* Information provided:
▶

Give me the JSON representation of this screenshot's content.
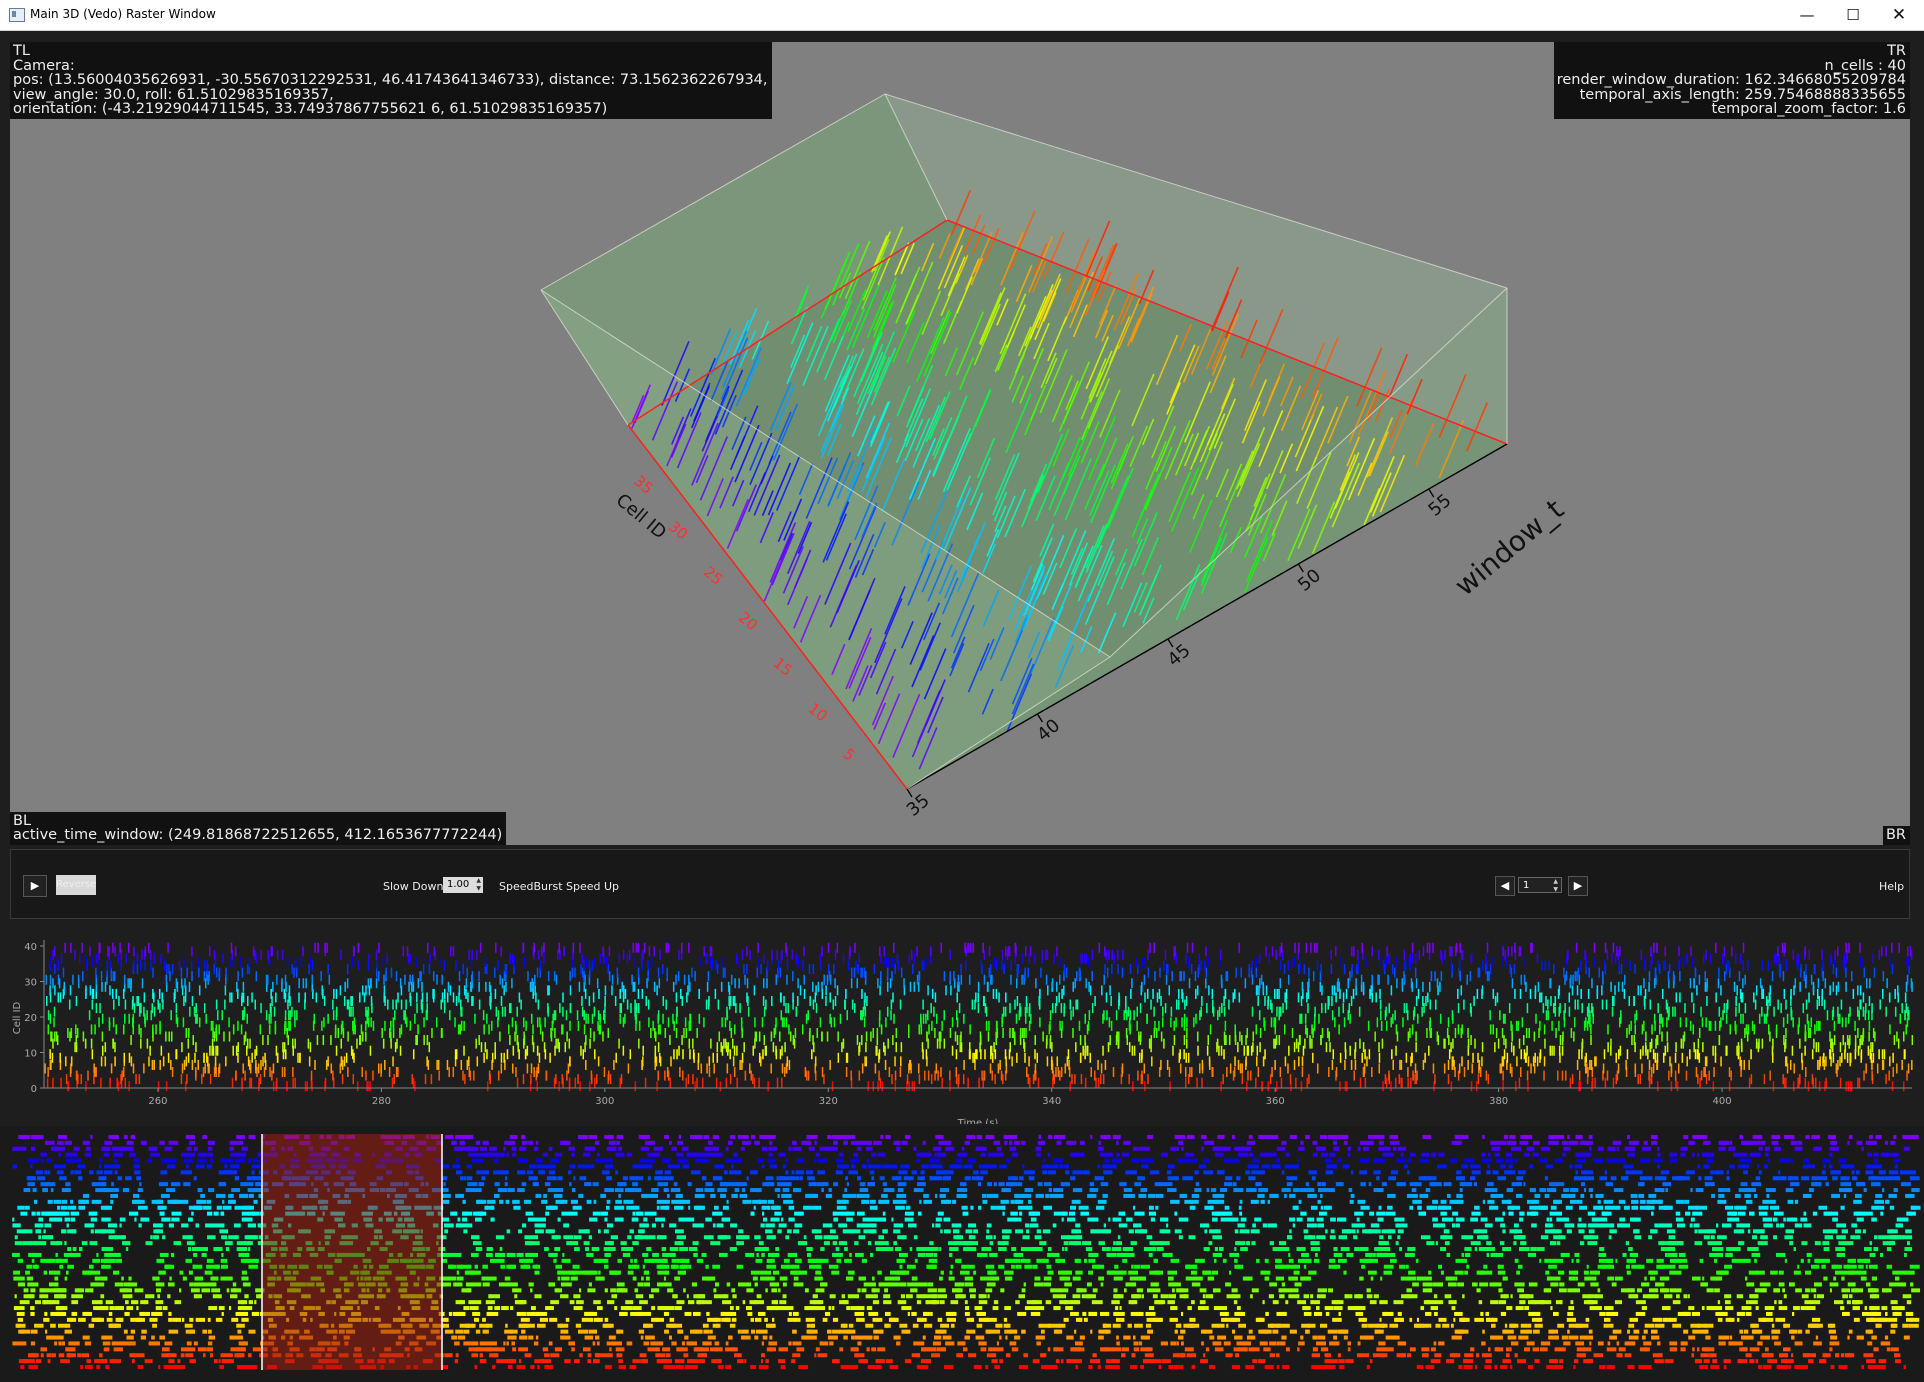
{
  "window": {
    "title": "Main 3D (Vedo) Raster Window",
    "minimize_icon": "minimize-icon",
    "maximize_icon": "maximize-icon",
    "close_icon": "close-icon"
  },
  "viewport": {
    "background": "#808080",
    "corner_tl": "TL\nCamera:\npos: (13.56004035626931, -30.55670312292531, 46.41743641346733), distance: 73.1562362267934,\nview_angle: 30.0, roll: 61.51029835169357,\norientation: (-43.21929044711545, 33.74937867755621 6, 61.51029835169357)",
    "corner_tr": "TR\nn_cells : 40\nrender_window_duration: 162.34668055209784\ntemporal_axis_length: 259.75468888335655\ntemporal_zoom_factor: 1.6",
    "corner_bl": "BL\nactive_time_window: (249.81868722512655, 412.1653677772244)",
    "corner_br": "BR",
    "cell_axis_title": "Cell ID",
    "cell_axis_ticks": [
      "5",
      "10",
      "15",
      "20",
      "25",
      "30",
      "35"
    ],
    "time_axis_title": "window_t",
    "time_axis_ticks": [
      "35",
      "40",
      "45",
      "50",
      "55"
    ]
  },
  "controls": {
    "play_icon": "play-icon",
    "reverse_label": "Reverse",
    "slow_down_label": "Slow Down",
    "speed_value": "1.00",
    "speed_burst_label": "SpeedBurst",
    "speed_up_label": "Speed Up",
    "prev_icon": "step-back-icon",
    "frame_value": "1",
    "next_icon": "step-forward-icon",
    "help_label": "Help"
  },
  "chart_data": [
    {
      "type": "scatter",
      "title": "",
      "ylabel": "Cell ID",
      "xlabel": "Time (s)",
      "xlim": [
        249.8,
        417
      ],
      "ylim": [
        0,
        40
      ],
      "x_ticks": [
        "260",
        "280",
        "300",
        "320",
        "340",
        "360",
        "380",
        "400"
      ],
      "y_ticks": [
        "0",
        "10",
        "20",
        "30",
        "40"
      ],
      "n_cells": 40,
      "color_map": "cell id colored red (low) to violet (high)",
      "grid": false
    },
    {
      "type": "scatter",
      "title": "",
      "description_of_window": "full-session overview raster with highlighted active window",
      "n_cells": 40,
      "highlight_region_color": "#a02010"
    }
  ]
}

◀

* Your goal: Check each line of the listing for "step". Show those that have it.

* Answer to this task:
    "prev_icon": "step-back-icon",
    "next_icon": "step-forward-icon",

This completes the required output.